The Schumpeter article in the October 12-18 2013 issue of The Economist entitled Not Open for Business (it is here) speaks of widely known weaknesses in the U.S. (as seen by entrepreneurs) that slow us down: lack of adequately trained human capital; immigration laws that make it difficult or impossible for many people from other countries who have played a major role in entrepreneurship in the past to live here; government regulations and taxes; and difficulty of raising money, in light of the perceived increasingly risk-adverse nature of venture capitalists. As the article points out, start-ups created only 2.7 million new jobs in the 2012 financial year, as opposed to 4.7 million in 1999.
But an article in the October 14, 2013 New Yorker, entitled San Francisco Transforms the Country, Again (here), paints a different picture, and one to which I resonate because I work in the university. The article speaks of younger people (20’s, 30’s) who are well on their way of building an entrepreneurial culture based on small amounts of funding (thousands or tens of thousands instead of millions) from sources varying from crowd sourcing, to friends who are doing small scale angel investing based on successes they have had, to enterprises such as Y Combinator (here).
But the entrepreneurs discussed in this article are looking for life-style and individual freedom, rather than building great companies or manufacturing outstanding products. Nor are they thinking of fast growth and large profits. They are taking advantage of the low cost of developing software and the increasing business services available on the internet to help form and run a company and market a product. But how important of a product? An example of a particular person who is admired in the article for his rewarding life style is a member of Sidecar, a group who sell people rides around the city in their private cars. He lives in Tiberon (north of San Francisco), and drives to Palo Alto, (south of San Francisco) each day to play golf. As he passes through San Francisco he checks into Sidecar, picks up enough rides to pay for his trip and golf, and heads to the links. The person who admired the golfer during the interviews envisions the future as “everybody is a private contractor, snatching jobs out of the ether, working for one another as they please”. Entrepreneurial perhaps, but hardly creating large numbers of jobs and big profits.

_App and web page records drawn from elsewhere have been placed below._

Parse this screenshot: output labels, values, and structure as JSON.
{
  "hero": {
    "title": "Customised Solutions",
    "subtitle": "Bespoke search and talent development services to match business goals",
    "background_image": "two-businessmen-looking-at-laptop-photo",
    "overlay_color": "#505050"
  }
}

People in their 20’s and 30’s (and teens) seem to be considering entrepreneurship because it is in and cool these days. But they do not have families or large expenses yet. When questioned about this, the San Francisco young entrepreneurs either have not thought about such things, or reply that they guess that they will eventually work for a large established company such as Google if they need to.

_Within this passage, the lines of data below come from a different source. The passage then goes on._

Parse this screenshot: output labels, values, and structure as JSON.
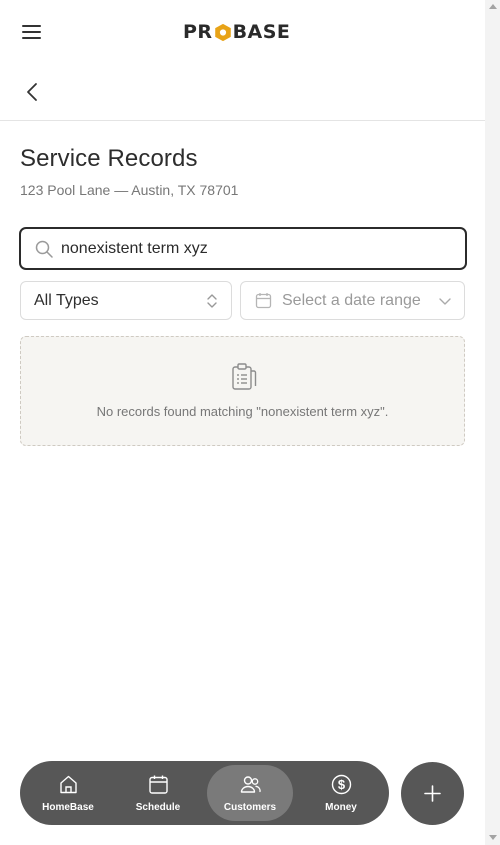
{
  "header": {
    "logo_left": "PR",
    "logo_right": "BASE",
    "brand_color": "#e8a317",
    "menu_icon": "hamburger-menu-icon"
  },
  "nav_back": {
    "icon": "chevron-left-icon"
  },
  "page": {
    "title": "Service Records",
    "address": "123 Pool Lane — Austin, TX 78701"
  },
  "search": {
    "value": "nonexistent term xyz",
    "icon": "search-icon"
  },
  "filters": {
    "type_selected": "All Types",
    "date_placeholder": "Select a date range"
  },
  "empty_state": {
    "icon": "clipboard-list-icon",
    "message": "No records found matching \"nonexistent term xyz\"."
  },
  "bottom_nav": {
    "items": [
      {
        "label": "HomeBase",
        "icon": "home-icon"
      },
      {
        "label": "Schedule",
        "icon": "calendar-icon"
      },
      {
        "label": "Customers",
        "icon": "users-icon",
        "active": true
      },
      {
        "label": "Money",
        "icon": "dollar-icon"
      }
    ],
    "fab_icon": "plus-icon"
  }
}
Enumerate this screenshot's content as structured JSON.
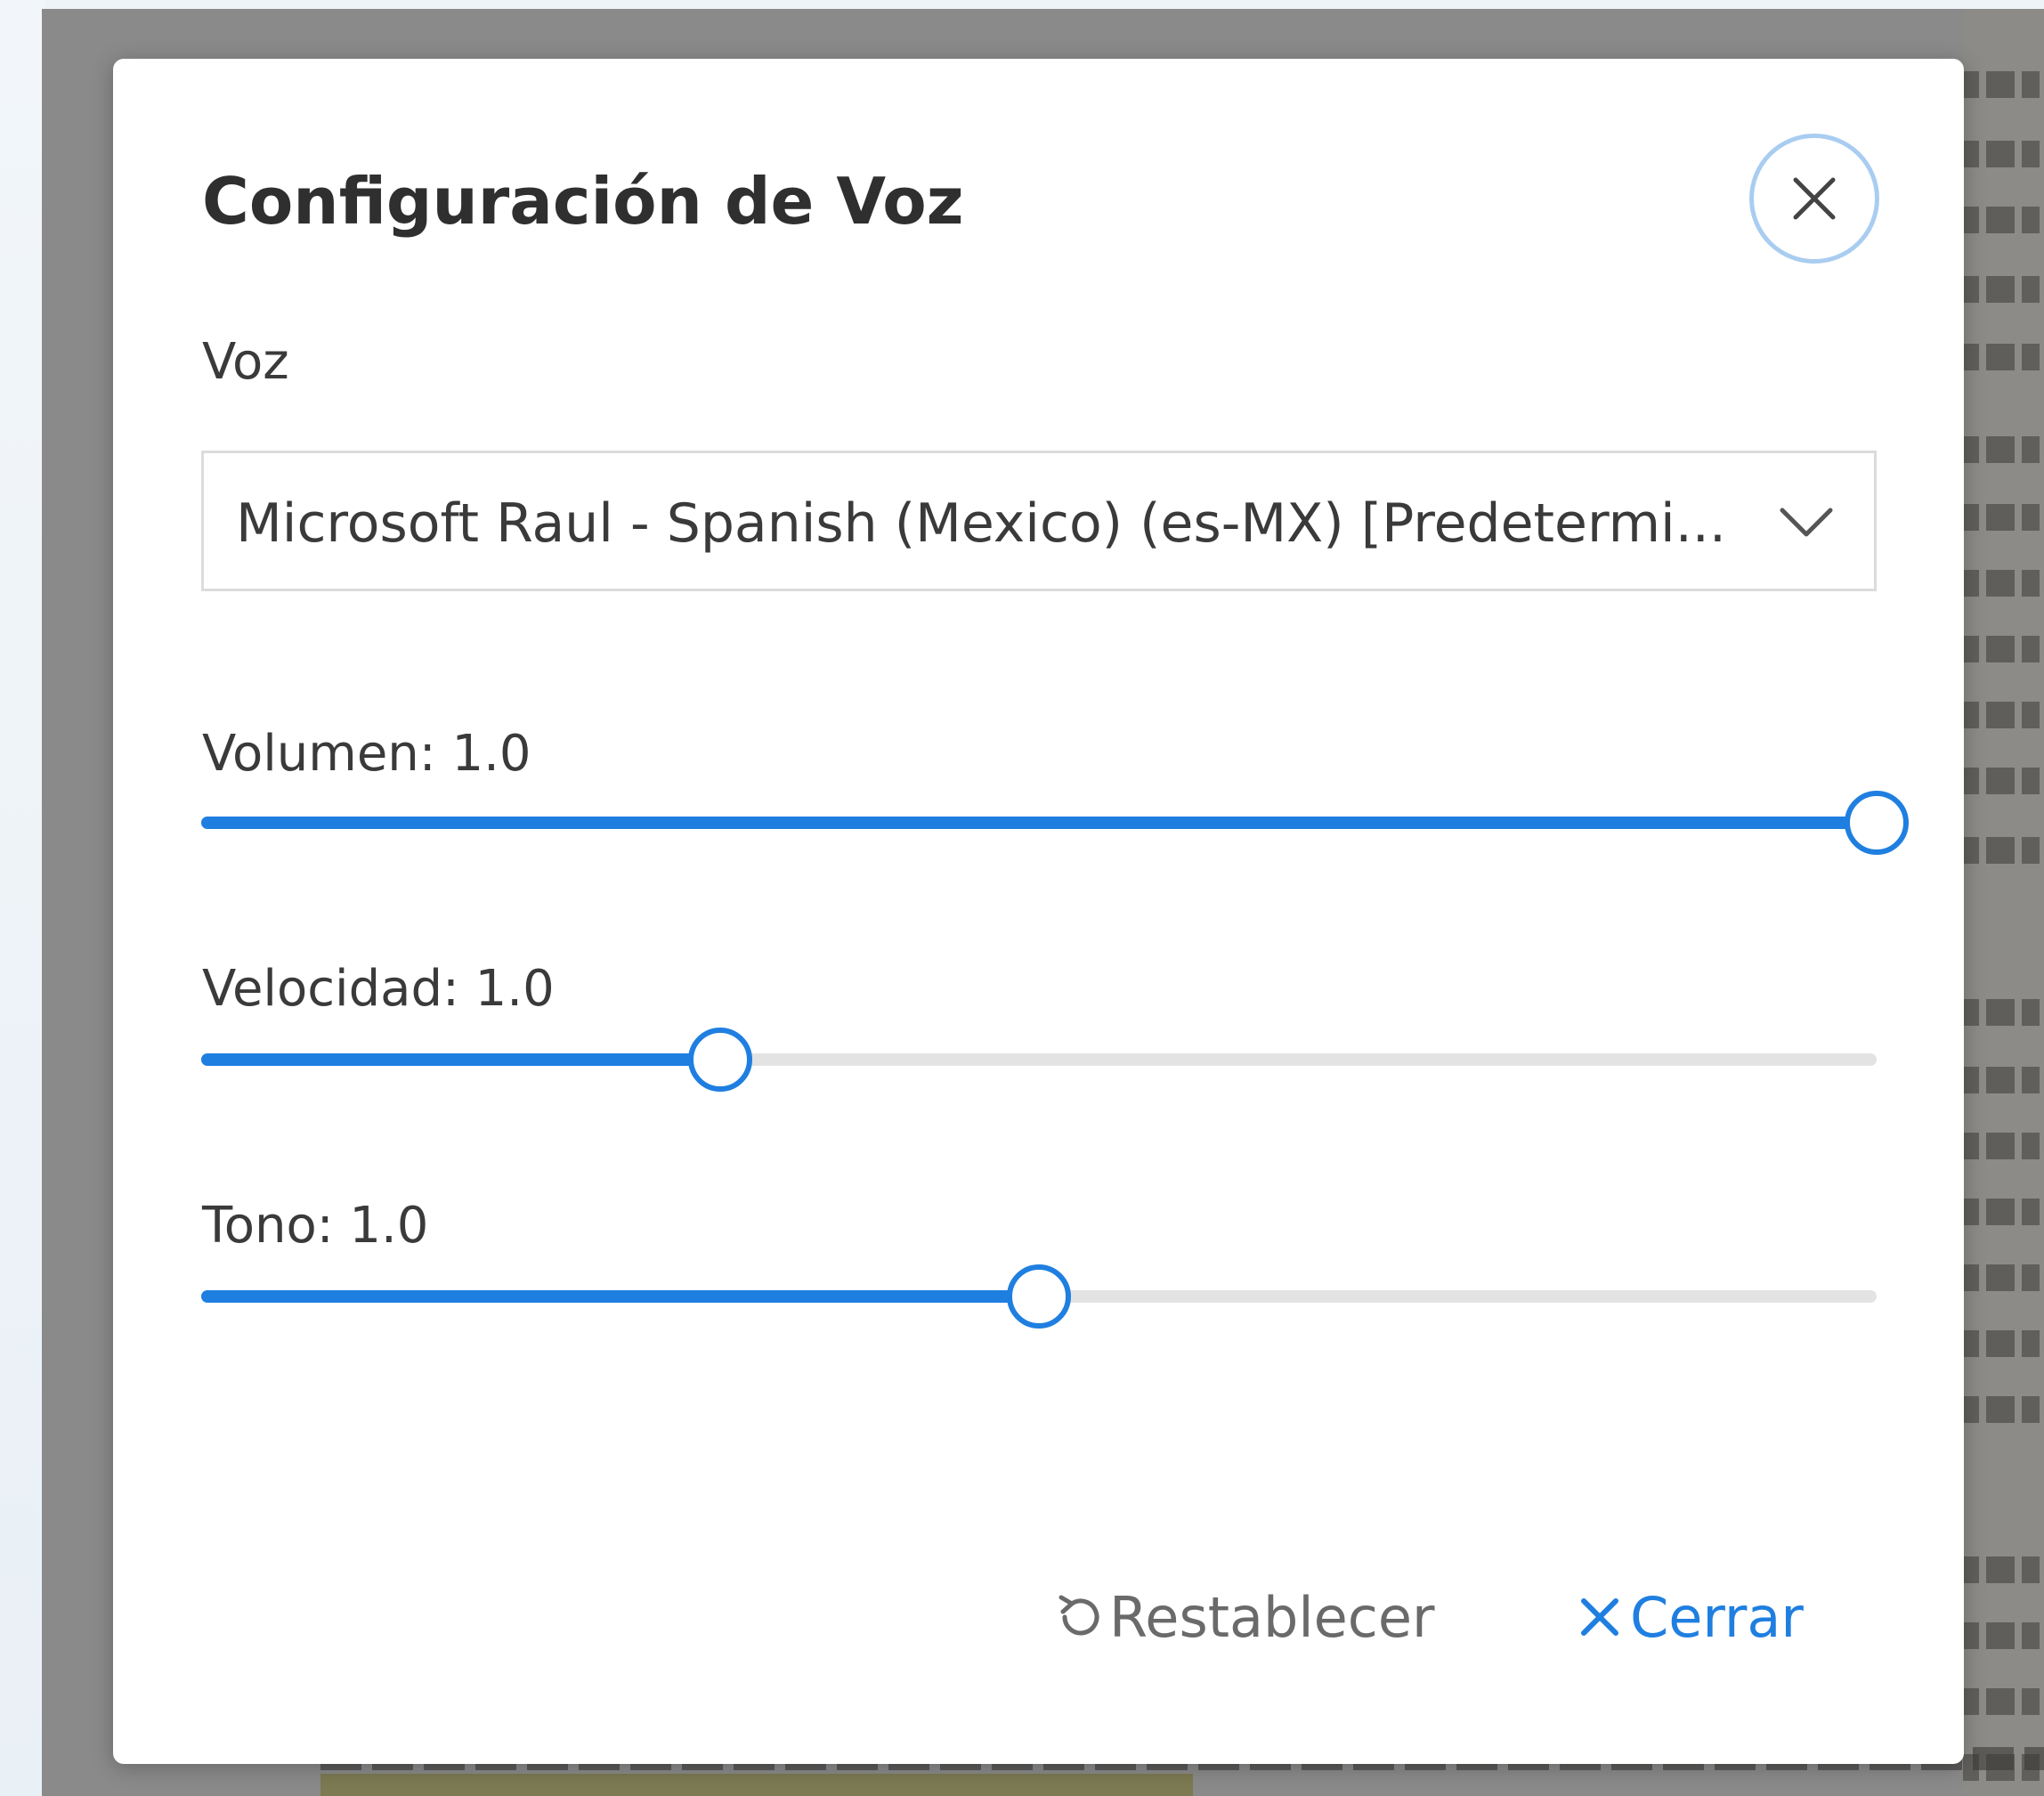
{
  "dialog": {
    "title": "Configuración de Voz",
    "voice_label": "Voz",
    "voice_selected": "Microsoft Raul - Spanish (Mexico) (es-MX) [Predetermi...",
    "sliders": [
      {
        "label": "Volumen: 1.0",
        "level_fraction": 1.0
      },
      {
        "label": "Velocidad: 1.0",
        "level_fraction": 0.31
      },
      {
        "label": "Tono: 1.0",
        "level_fraction": 0.5
      }
    ],
    "reset_label": "Restablecer",
    "close_label": "Cerrar"
  },
  "colors": {
    "accent": "#1f7fe0",
    "close_ring": "#a9cdf1",
    "track": "#e3e3e3",
    "overlay": "#8a8a8a"
  },
  "icons": {
    "close_top": "close-icon",
    "select_chevron": "chevron-down-icon",
    "reset": "reset-icon",
    "close_footer": "close-icon"
  }
}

And although entrepreneurs do not think they will fail, the majority of them do. The San Francisco group seems to be willing to support those that do from their community, but even those start-ups that succeed, grow rapidly, and produce larger profits do not always offer the founder a wonderful life. A good read on that topic is entitled All's Fair in Love and Twitter in the New York Times Magazine of October 13, 2013, and is here.